Bella is the normal outsider favored in contemporary novels. Though placed on the edge of peer acceptance, she is an attractive, slender, intelligent, well-read, and well-spoken teenager. Her one flaw, beautifully represented throughout the novel by Meyers, is her clumsiness. Perhaps Bella’s most endearing quality is Meyer’s quality ability to inject high-school desires into Bella believably and simultaneously pulling (even long stagnant) heartstrings of the reader.

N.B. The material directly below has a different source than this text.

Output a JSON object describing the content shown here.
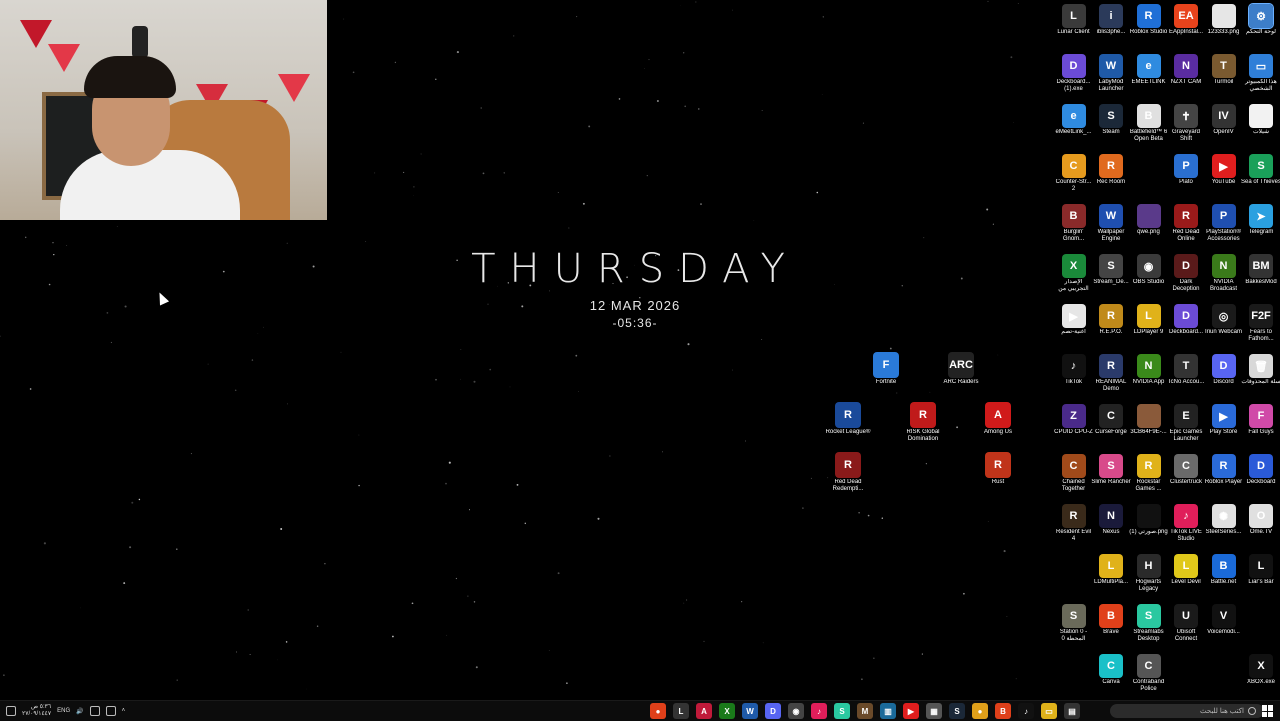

Vampire violence itself has a sexual connotation to it through penetration, passion, and spilling blood. Twilight is not exempt from this interpretation. Repeatedly throughout the text, Edward comments on how he must control himself from “taking [Bella],” which literally refers to drinking her blood but is a barely disguised euphemism for sex. The sexual tension throughout the book is taught and is one of the more alluring and well-written tensions in the book. Likewise, at the conclusion when the traditionally virginal Bella pleads with Edward to “change” her it’s likewise a reference of offering herself to Edward.

But Bella is no longer a “virgin.” Andrea Dworkin describes in her book Intercourse, when discussing Bram Stoker’s Dracula, “The place of sex is moved to the throat; and the meaning of sex is in draining her body of all its blood.” When Bella is lured by the vampire James to the dance studio, is violently attacked, is bitten by him (though in the hand), and all while being videotaped—it’s an experience synonymous with a violent rape and at that a recorded violent rape.

The “vegetarianism” that the Culleton family has resigned themselves to, that is rather than attack humans they hunt and drink the blood of animals, is a rejection of vampirical violence and in a sense the sexual violence that accompanies it. The Culleton’s have refused the misogyny of their kind, which is an interesting parallel to Bella’s English report on the misogynistic tendencies of William Shakespeare’s Macbeth.

I admit, I am taken with the series and am looking forward to picking up the next book in the series Eclipse. Perhaps what I am even more impressed with though is that I would disagree with the oft heard banter that it’s a fun or fluff series: candy for the brain. An argument that too often cuts the legs out from under “children’s books” and refuses said books to be considered seriously. Though I still think roughly 50-pages could have been chopped from Twilight to make it a tighter novel, it really is a sensational book to read for pure enjoyment or literary interpretation.

Other opinions: books i done read, Necromancy Never Pays, Two-Legged Animal, and the Lit Connection.